Reproduce the listing in full. Omit the pictures.

◇ ◇ ◇ ◇ ◇ ◇ ◇

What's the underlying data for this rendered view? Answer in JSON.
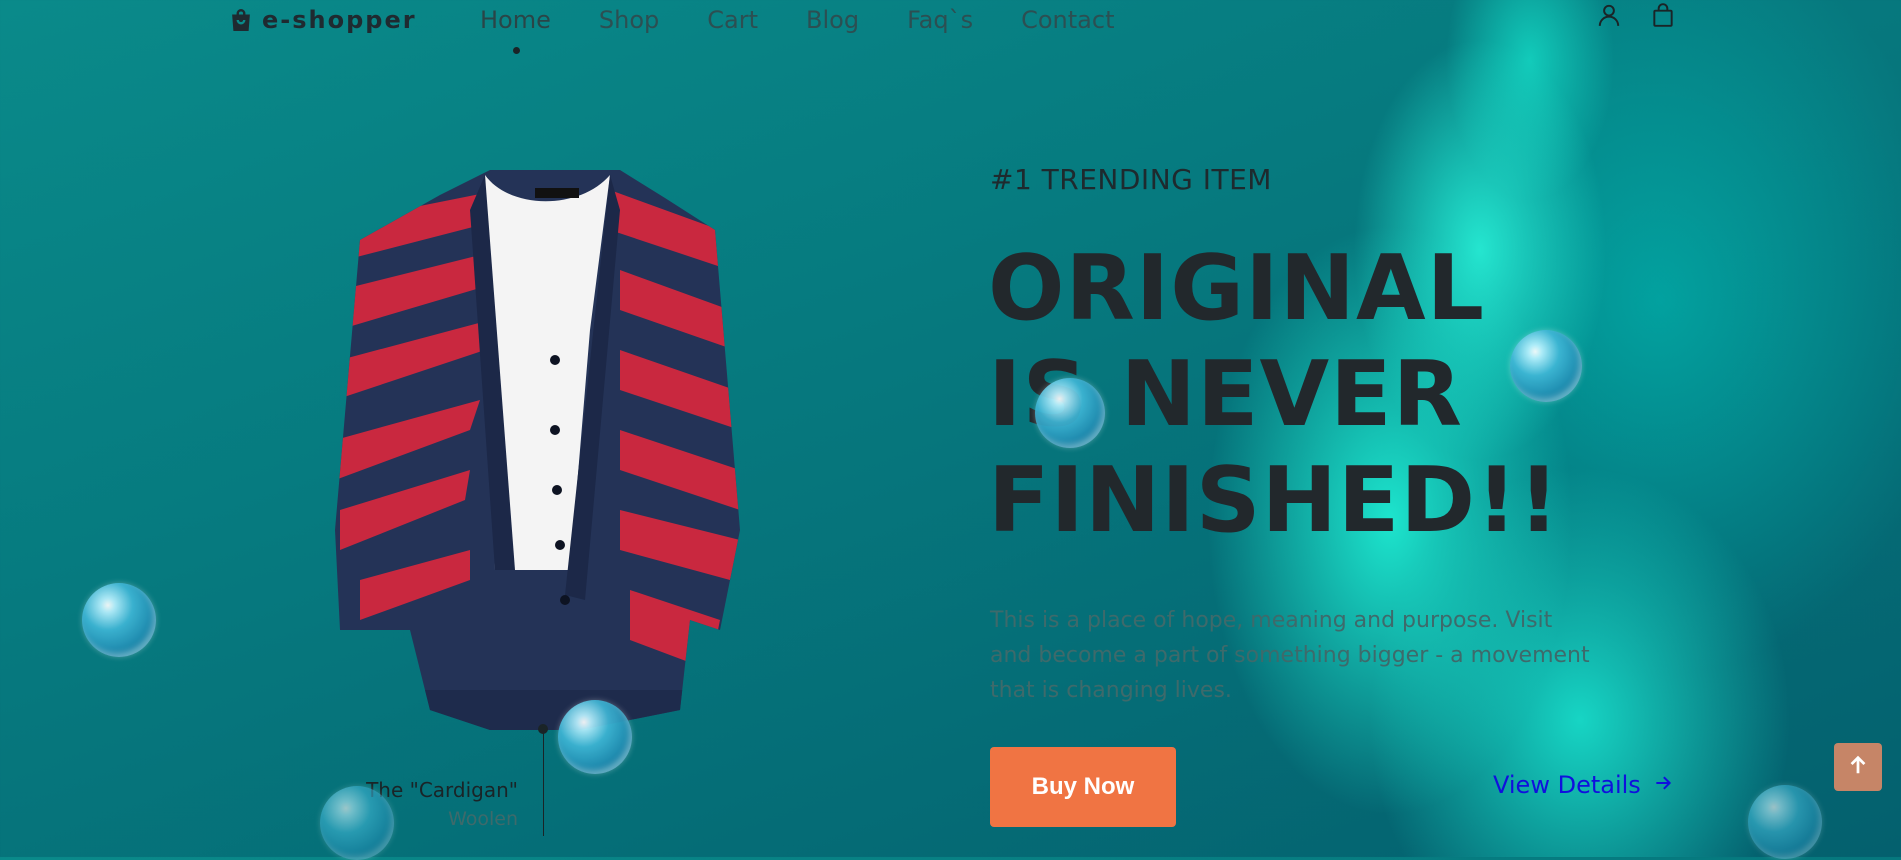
{
  "brand": {
    "name": "e-shopper",
    "icon": "shopping-bag-icon"
  },
  "nav": {
    "links": [
      {
        "label": "Home",
        "active": true
      },
      {
        "label": "Shop"
      },
      {
        "label": "Cart"
      },
      {
        "label": "Blog"
      },
      {
        "label": "Faq`s"
      },
      {
        "label": "Contact"
      }
    ],
    "icons": [
      "user-icon",
      "cart-bag-icon"
    ]
  },
  "hero": {
    "eyebrow": "#1 TRENDING ITEM",
    "headline_lines": [
      "ORIGINAL",
      "IS NEVER",
      "FINISHED!!"
    ],
    "description": "This is a place of hope, meaning and purpose. Visit and become a part of something bigger - a movement that is changing lives.",
    "buy_label": "Buy Now",
    "details_label": "View Details"
  },
  "product": {
    "name": "The \"Cardigan\"",
    "material": "Woolen",
    "image": "striped-cardigan-image"
  },
  "colors": {
    "accent": "#f07443",
    "link": "#1010dd",
    "background": "#0a8a8a",
    "text_dark": "#22282c"
  }
}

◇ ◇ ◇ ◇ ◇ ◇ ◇

RESULT FOR THIS TASK
What's the underlying data for this rendered view? Answer in JSON.
{
  "brand": {
    "name": "e-shopper",
    "icon": "shopping-bag-icon"
  },
  "nav": {
    "links": [
      {
        "label": "Home",
        "active": true
      },
      {
        "label": "Shop"
      },
      {
        "label": "Cart"
      },
      {
        "label": "Blog"
      },
      {
        "label": "Faq`s"
      },
      {
        "label": "Contact"
      }
    ],
    "icons": [
      "user-icon",
      "cart-bag-icon"
    ]
  },
  "hero": {
    "eyebrow": "#1 TRENDING ITEM",
    "headline_lines": [
      "ORIGINAL",
      "IS NEVER",
      "FINISHED!!"
    ],
    "description": "This is a place of hope, meaning and purpose. Visit and become a part of something bigger - a movement that is changing lives.",
    "buy_label": "Buy Now",
    "details_label": "View Details"
  },
  "product": {
    "name": "The \"Cardigan\"",
    "material": "Woolen",
    "image": "striped-cardigan-image"
  },
  "colors": {
    "accent": "#f07443",
    "link": "#1010dd",
    "background": "#0a8a8a",
    "text_dark": "#22282c"
  }
}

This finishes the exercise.